A few weeks ago I participated in a panel on ethics at a ‘Future of Finance’ conference at Oxford’s Saïd Business School. An audience member asked our panel to comment on herding behaviour in banks, and since then I’ve been giving this issue some more thought. To what extent can human herding be explained in terms of the same goals that motivate herding in other social species?
In human societies, herding often involves people using the actions of others as a guide to sensible behavior, instead of independently seeking out high-quality information about the likely outcomes of these actions. Herding can be particularly destructive in market contexts, because blind faith in market trends by a swarm of individuals can lead to huge bubbles and devastating crashes. But if herding can lead to outcomes that are so damaging and maladaptive at the level of the society, then why did it evolve in the first place? Because herding evolved to benefit individuals, not groups or societies.

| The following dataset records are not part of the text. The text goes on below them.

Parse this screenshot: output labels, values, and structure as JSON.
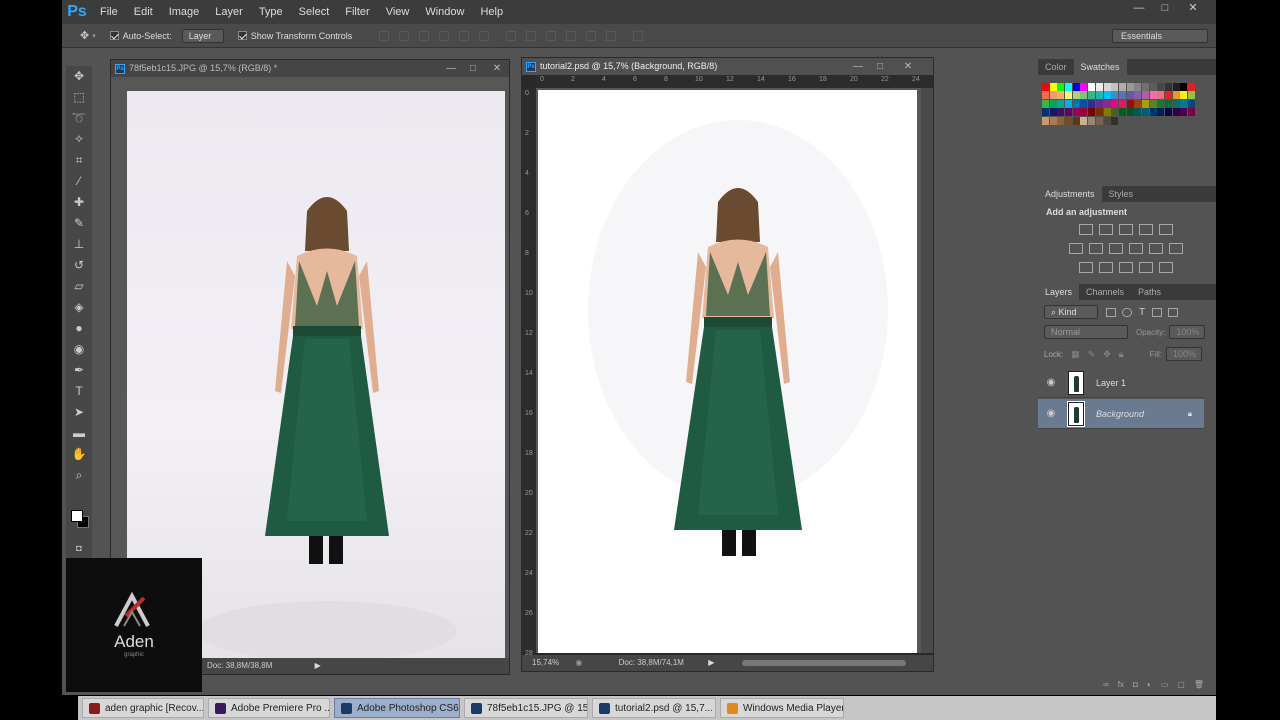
{
  "app": {
    "logo": "Ps",
    "menu": [
      "File",
      "Edit",
      "Image",
      "Layer",
      "Type",
      "Select",
      "Filter",
      "View",
      "Window",
      "Help"
    ],
    "window_controls": [
      "—",
      "□",
      "✕"
    ]
  },
  "options": {
    "auto_select_label": "Auto-Select:",
    "auto_select_value": "Layer",
    "transform_label": "Show Transform Controls",
    "workspace": "Essentials"
  },
  "doc1": {
    "title": "78f5eb1c15.JPG @ 15,7% (RGB/8) *",
    "status": "Doc: 38,8M/38,8M"
  },
  "doc2": {
    "title": "tutorial2.psd @ 15,7% (Background, RGB/8)",
    "zoom": "15,74%",
    "status": "Doc: 38,8M/74,1M",
    "ruler_h": [
      "0",
      "2",
      "4",
      "6",
      "8",
      "10",
      "12",
      "14",
      "16",
      "18",
      "20",
      "22",
      "24"
    ],
    "ruler_v": [
      "0",
      "2",
      "4",
      "6",
      "8",
      "10",
      "12",
      "14",
      "16",
      "18",
      "20",
      "22",
      "24",
      "26",
      "28"
    ]
  },
  "panels": {
    "color_tab": "Color",
    "swatches_tab": "Swatches",
    "adjustments_tab": "Adjustments",
    "styles_tab": "Styles",
    "add_adjustment": "Add an adjustment",
    "layers_tab": "Layers",
    "channels_tab": "Channels",
    "paths_tab": "Paths",
    "kind": "Kind",
    "blend": "Normal",
    "opacity_label": "Opacity:",
    "opacity_value": "100%",
    "lock_label": "Lock:",
    "fill_label": "Fill:",
    "fill_value": "100%"
  },
  "layers": [
    {
      "name": "Layer 1",
      "selected": false
    },
    {
      "name": "Background",
      "selected": true
    }
  ],
  "watermark": {
    "brand": "Aden",
    "tagline": "graphic"
  },
  "taskbar": [
    {
      "label": "aden graphic [Recov...",
      "color": "#8b1a1a"
    },
    {
      "label": "Adobe Premiere Pro ...",
      "color": "#3a1a5c"
    },
    {
      "label": "Adobe Photoshop CS6",
      "color": "#1c3a66"
    },
    {
      "label": "78f5eb1c15.JPG @ 15...",
      "color": "#1c3a66"
    },
    {
      "label": "tutorial2.psd @ 15,7...",
      "color": "#1c3a66"
    },
    {
      "label": "Windows Media Player",
      "color": "#e08a1a"
    }
  ]
}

We’re used to thinking of social groups as fundamentally cooperative entities, but with some kinds of groups, nothing could be further from the truth. In fact, the best-known biological theory of herding, William Hamilton’s “selfish herd” idea , proposes that herds are the result of individuals trying to ensure that other members of their species, rather than themselves, will get eaten by predators. According to this theory, in many social aggregations, the risk of predation is higher at the periphery than at the center. A herd’s form and movement can be the result of individuals competing to stay close to this center, so that other individuals end up between themselves and the predators. Selfish herds have been proposed to occur in many different species, from wasps to guppies to sheep [2-4].
Read more at Psychology Today